What’s the difference between cruelty-free caviar and regular caviar?
I always assumed female sturgeons were killed for their eggs. And they were, not too long ago. But this is changing. Sturgeon are much too rare and valuable these days, so caviar producers are searching for ways to keep them alive so they can be used repeatedly.
The new method, described on this article from NPR, is pretty hi-tech. Producers give ultrasounds to the fish to determine when the eggs are perfectly mature. Then, an enzyme is administered to the fish to induce labour, and the caviar “can be pumped from the belly with gentle massaging.” I don’t know about you, but that seems pretty cruel to me.
The more traditional alternative to this process is giving the sturgeons c-sections. But this is risky, as it can cause infection and harm the fish’s ovaries, reducing overall egg production.
Is caviar vegetarian?
Technically, cruelty-free caviar could be considered vegetarian. One could argue that the lives of female sturgeon are risked in the extraction process, but so are the lives of the chickens and cows used in the dairy and egg industry.
Cruelty-free caviar is a fail
A great deal of cruelty can be excused if you believe anything short of killing is kind. Most vegetarians are aware that something unpleasant happens to male baby chicks and veal cows. But we find it fairly easy to excuse keeping animals imprisoned for our supposed benefit.

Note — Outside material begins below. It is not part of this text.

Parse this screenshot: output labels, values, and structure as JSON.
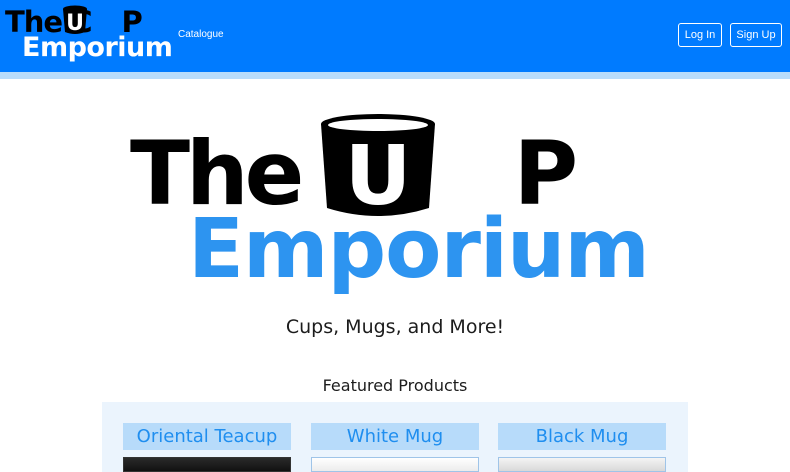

Is “gently massaging” the eggs out of a sturgeon less cruel than simply killing it? The truth is, we can’t really know what the sturgeon would prefer. What we CAN know is that we don’t need caviar, “cruelty-free” or otherwise. Besides, among other things, its a dangerous source of mercury!
You don’t need caviar, but what if you like it? Thankfully, there are a number of options available. So, if you like caviar, why not try one of the vegan versions already on the market? A company called Kelp Caviar, out of Montreal, impressed the judges on Canada’s Dragon’s Den. It’s affordable, running approximately $10 a jar, and comes in a variety of flavours. There is also a Danish company, called Caviart, which has been on the market for a long time, and is easily available online.
I’m planning to order both, and I’ll let you guys know what I think!
Has anyone out there tried the vegan version? If you have, please comment and let me know! I’d love to know what it’s like. Confidentially, I bet many restaurants are using the vegan version already as a garnish, since it’s a lot cheaper.
If you liked this post, it’s part of a mini-series on luxury foods you might enjoy reading.